Reproduce the listing in its entirety. Do not reproduce the pictures.

[Opening SUPPLIED DATA section]

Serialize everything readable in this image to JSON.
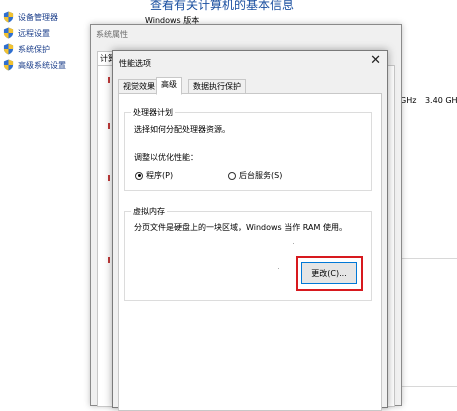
{
  "control_panel": {
    "header": "查看有关计算机的基本信息",
    "windows_edition": "Windows 版本",
    "links": [
      {
        "label": "设备管理器",
        "icon": "shield-icon"
      },
      {
        "label": "远程设置",
        "icon": "shield-icon"
      },
      {
        "label": "系统保护",
        "icon": "shield-icon"
      },
      {
        "label": "高级系统设置",
        "icon": "shield-icon"
      }
    ],
    "cpu_ghz_fragment": "GHz",
    "cpu_speed": "3.40 GHz"
  },
  "system_properties": {
    "title": "系统属性",
    "tab_fragment": "计算"
  },
  "performance_options": {
    "title": "性能选项",
    "close_symbol": "✕",
    "tabs": [
      {
        "label": "视觉效果",
        "selected": false
      },
      {
        "label": "高级",
        "selected": true
      },
      {
        "label": "数据执行保护",
        "selected": false
      }
    ],
    "processor_group": {
      "legend": "处理器计划",
      "description": "选择如何分配处理器资源。",
      "adjust_label": "调整以优化性能：",
      "options": [
        {
          "label": "程序(P)",
          "checked": true
        },
        {
          "label": "后台服务(S)",
          "checked": false
        }
      ]
    },
    "virtual_memory_group": {
      "legend": "虚拟内存",
      "description": "分页文件是硬盘上的一块区域，Windows 当作 RAM 使用。",
      "change_button": "更改(C)..."
    }
  },
  "colors": {
    "accent_link": "#1a3d8a",
    "highlight_red": "#d7191e",
    "button_focus": "#0078d7"
  }
}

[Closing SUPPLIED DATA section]

## SOLUTION
Serialize everything readable in this image to JSON.
{
  "control_panel": {
    "header": "查看有关计算机的基本信息",
    "windows_edition": "Windows 版本",
    "links": [
      {
        "label": "设备管理器",
        "icon": "shield-icon"
      },
      {
        "label": "远程设置",
        "icon": "shield-icon"
      },
      {
        "label": "系统保护",
        "icon": "shield-icon"
      },
      {
        "label": "高级系统设置",
        "icon": "shield-icon"
      }
    ],
    "cpu_ghz_fragment": "GHz",
    "cpu_speed": "3.40 GHz"
  },
  "system_properties": {
    "title": "系统属性",
    "tab_fragment": "计算"
  },
  "performance_options": {
    "title": "性能选项",
    "close_symbol": "✕",
    "tabs": [
      {
        "label": "视觉效果",
        "selected": false
      },
      {
        "label": "高级",
        "selected": true
      },
      {
        "label": "数据执行保护",
        "selected": false
      }
    ],
    "processor_group": {
      "legend": "处理器计划",
      "description": "选择如何分配处理器资源。",
      "adjust_label": "调整以优化性能：",
      "options": [
        {
          "label": "程序(P)",
          "checked": true
        },
        {
          "label": "后台服务(S)",
          "checked": false
        }
      ]
    },
    "virtual_memory_group": {
      "legend": "虚拟内存",
      "description": "分页文件是硬盘上的一块区域，Windows 当作 RAM 使用。",
      "change_button": "更改(C)..."
    }
  },
  "colors": {
    "accent_link": "#1a3d8a",
    "highlight_red": "#d7191e",
    "button_focus": "#0078d7"
  }
}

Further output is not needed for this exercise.